If you're in college, have a large table and some cups, and want to get drunk, beer pong is the best way to do it. It's played one-on-one or in teams of two, and setup is easy. I've always thought beer pong could make a great addition to a collection of Wii drinking games. JV Games, however, thinks it's ready to be the main act.

You won't find quarters or flip cup here; Pong Toss is strictly a beer pong affair. And unless you're already inebriated, it will be tough to justify the money you spent to download it on WiiWare.

The first problem with Pong Toss is its control. To play, you hold the Wii Remote up, arc your pong ball's trajectory by levering the top of the Remote, and jerk the top of the Remote forward to mimic the act of tossing the ball.

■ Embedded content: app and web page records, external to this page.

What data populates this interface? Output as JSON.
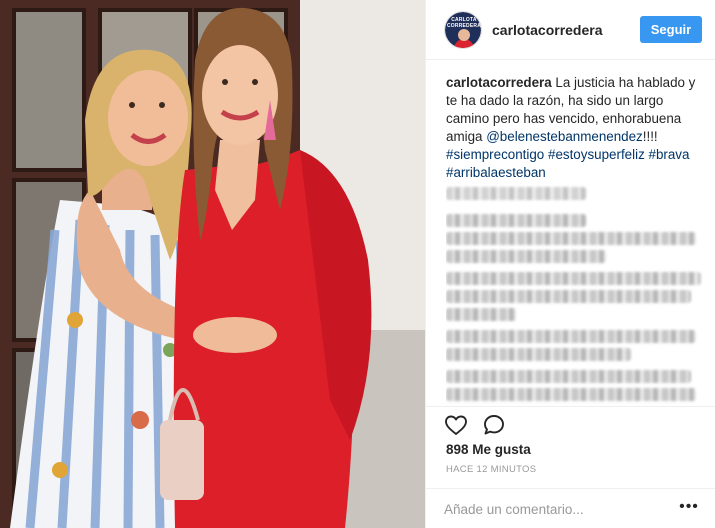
{
  "post": {
    "username": "carlotacorredera",
    "avatar_text": "CARLOTA CORREDERA",
    "follow_label": "Seguir",
    "caption": {
      "username": "carlotacorredera",
      "text": " La justicia ha hablado y te ha dado la razón, ha sido un largo camino pero has vencido, enhorabuena amiga ",
      "mention": "@belenestebanmenendez",
      "after_mention": "!!!! ",
      "hashtags": [
        "#siemprecontigo",
        "#estoysuperfeliz",
        "#brava",
        "#arribalaesteban"
      ]
    },
    "likes_label": "898 Me gusta",
    "timestamp": "HACE 12 MINUTOS",
    "comment_placeholder": "Añade un comentario...",
    "more_label": "•••"
  },
  "icons": {
    "like": "heart-outline-icon",
    "comment": "speech-bubble-icon",
    "more": "ellipsis-icon"
  },
  "colors": {
    "follow_button": "#3897f0",
    "link": "#003569",
    "muted": "#999999",
    "text": "#262626"
  }
}
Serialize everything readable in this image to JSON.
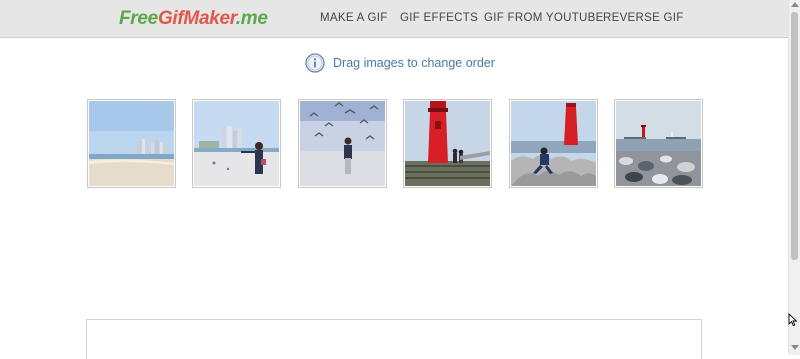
{
  "header": {
    "logo": {
      "part1": "Free",
      "part2": "GifMaker",
      "part3": ".me"
    },
    "nav": [
      "MAKE A GIF",
      "GIF EFFECTS",
      "GIF FROM YOUTUBE",
      "REVERSE GIF"
    ]
  },
  "main": {
    "hint_icon": "info-icon",
    "hint_text": "Drag images to change order",
    "thumbnails": [
      {
        "scene": "beach-city-skyline"
      },
      {
        "scene": "woman-feeding-birds-beach"
      },
      {
        "scene": "woman-among-seagulls"
      },
      {
        "scene": "red-lighthouse-couple"
      },
      {
        "scene": "woman-on-tetrapods-red-lighthouse"
      },
      {
        "scene": "rocky-shore-lighthouses"
      }
    ]
  },
  "colors": {
    "logo_green": "#5aa846",
    "logo_red": "#e0584a",
    "hint_text": "#4a78a8",
    "topbar": "#e6e6e6"
  }
}
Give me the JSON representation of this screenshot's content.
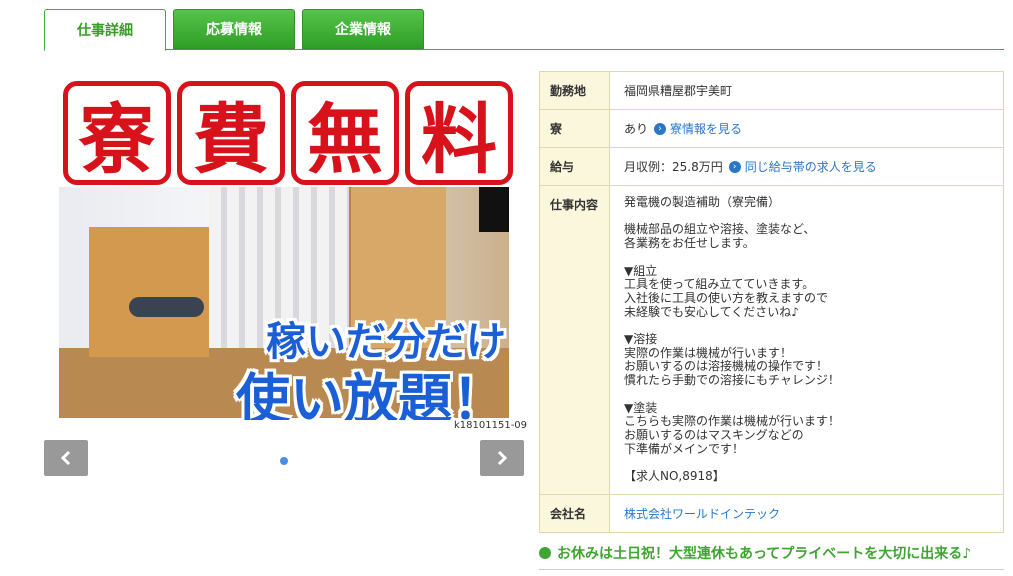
{
  "tabs": [
    "仕事詳細",
    "応募情報",
    "企業情報"
  ],
  "photo": {
    "banner_chars": [
      "寮",
      "費",
      "無",
      "料"
    ],
    "slogan_line1": "稼いだ分だけ",
    "slogan_line2": "使い放題！",
    "code": "k18101151-09"
  },
  "carousel": {
    "prev_icon": "chevron-left-icon",
    "next_icon": "chevron-right-icon"
  },
  "details": {
    "location_label": "勤務地",
    "location_value": "福岡県糟屋郡宇美町",
    "dorm_label": "寮",
    "dorm_value": "あり",
    "dorm_link": "寮情報を見る",
    "salary_label": "給与",
    "salary_value": "月収例：25.8万円",
    "salary_link": "同じ給与帯の求人を見る",
    "job_label": "仕事内容",
    "job_value": "発電機の製造補助（寮完備）\n\n機械部品の組立や溶接、塗装など、\n各業務をお任せします。\n\n▼組立\n工具を使って組み立てていきます。\n入社後に工具の使い方を教えますので\n未経験でも安心してくださいね♪\n\n▼溶接\n実際の作業は機械が行います！\nお願いするのは溶接機械の操作です！\n慣れたら手動での溶接にもチャレンジ！\n\n▼塗装\nこちらも実際の作業は機械が行います！\nお願いするのはマスキングなどの\n下準備がメインです！\n\n【求人NO,8918】",
    "company_label": "会社名",
    "company_value": "株式会社ワールドインテック"
  },
  "footer_note": "お休みは土日祝！大型連休もあってプライベートを大切に出来る♪",
  "colors": {
    "accent": "#3cab3c",
    "banner_red": "#d8121b",
    "link": "#2a76c8"
  }
}
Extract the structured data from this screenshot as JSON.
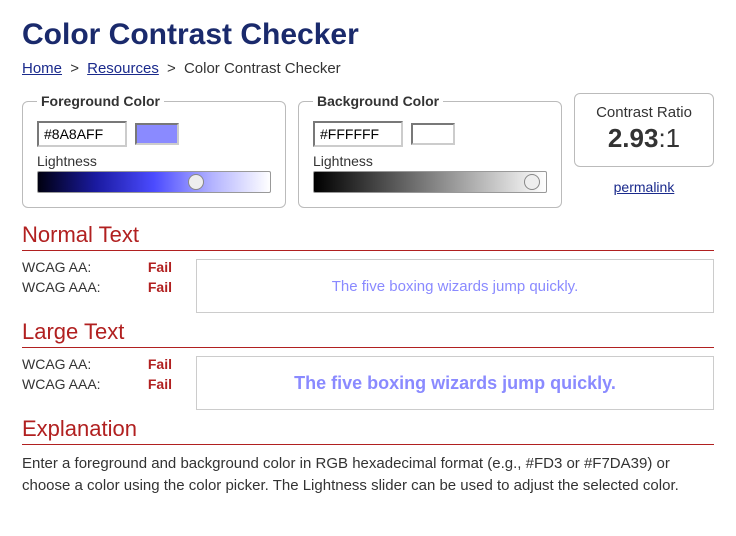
{
  "title": "Color Contrast Checker",
  "breadcrumb": {
    "home": "Home",
    "resources": "Resources",
    "current": "Color Contrast Checker"
  },
  "foreground": {
    "legend": "Foreground Color",
    "hex": "#8A8AFF",
    "lightness_label": "Lightness",
    "slider_pos_pct": 68,
    "gradient": "linear-gradient(to right, #000010, #1a1aa0, #4b4bff, #b3b3ff, #ffffff)"
  },
  "background": {
    "legend": "Background Color",
    "hex": "#FFFFFF",
    "lightness_label": "Lightness",
    "slider_pos_pct": 94,
    "gradient": "linear-gradient(to right, #000000, #ffffff)"
  },
  "ratio": {
    "label": "Contrast Ratio",
    "value_bold": "2.93",
    "value_rest": ":1",
    "permalink_label": "permalink"
  },
  "normal": {
    "title": "Normal Text",
    "aa_label": "WCAG AA:",
    "aa_status": "Fail",
    "aaa_label": "WCAG AAA:",
    "aaa_status": "Fail",
    "sample_text": "The five boxing wizards jump quickly."
  },
  "large": {
    "title": "Large Text",
    "aa_label": "WCAG AA:",
    "aa_status": "Fail",
    "aaa_label": "WCAG AAA:",
    "aaa_status": "Fail",
    "sample_text": "The five boxing wizards jump quickly."
  },
  "explanation": {
    "title": "Explanation",
    "text": "Enter a foreground and background color in RGB hexadecimal format (e.g., #FD3 or #F7DA39) or choose a color using the color picker. The Lightness slider can be used to adjust the selected color."
  }
}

On paper, this all sounds fine, but using the same basic gesture to aim and throw makes it very difficult to accurately lock down where the ball is going to go, and aim at the cup you want to hit. I often screwed up my shot by performing the throwing motion too slowly. The relative power and quality of your shot doesn't appear to be impacted much by how quick you jerk the Remote to throw either, and there is no reward for good follow-through. This leaves me to wonder why the developer chose to use so much motion-based control.

I also continually forgot to turn off the Practice Mode, which lets you make unlimited practice shots before any real shot. It was frustrating when I made a great shot only to find out that it didn't count. Replicating such a feat is difficult.

The bounce physics remind me of early attempts at 3D. They seem to follow some set of rules, but not any here on earth.

The graphics show a similar blast from the past. They're muddy by 1995 standards, and I don't think we had many standards back then. Why make the game full-3D? A drawn look would have worked just as well, especially if on a tight development budget. It's not the late nineties anymore; consumers don't demand that every game be in 3D. I don't think JV Games got that memo.

I guess a little research would have shown that JV Games isn't known for award winning games, and Pong Toss isn't going to change anything. The characters are stereotypical (not even in a perversely fun way), the textures are smudgy, and the animations are repetitive. Even the splash of "liquid" when you make a shot is low-res—if you've seen it splash once, you've seen it splash a 1000 times. This is the animation you have to see close to 18 times every game, not counting practice shots. If there was any animation to invest in when making a beer pong game this would have been it.

The interface is basic and bland; there isn't much more to say. It doesn't meet modern UI standards for priced games, and looks worse than many free flash games. There are two modes of play, and neither of them contain any campaign or story. A campaign mode isn't necessary, but something is. As it stands, there is no incentive to play Pong Toss: Frat Party Games more than the ten minutes it takes to complete your first round.

When I first heard of Pong Toss it was still called Beer Pong. JV Games changed the title shortly after release because parents and the media got on its case. This was not a smart financial decision for JV Games, but gamers everywhere should be grateful. Pong Toss: Frat Party Games is still a game of beer pong, but it is so bad that calling it Beer Pong would be doing a disservice to the drinking game.

Beer pong is designed to reward winners and losers with plentiful sums of ale for their achievements and failures—it's brilliant. I'm convinced it could make for a great Wii game, but Pong Toss missed the cup and the table.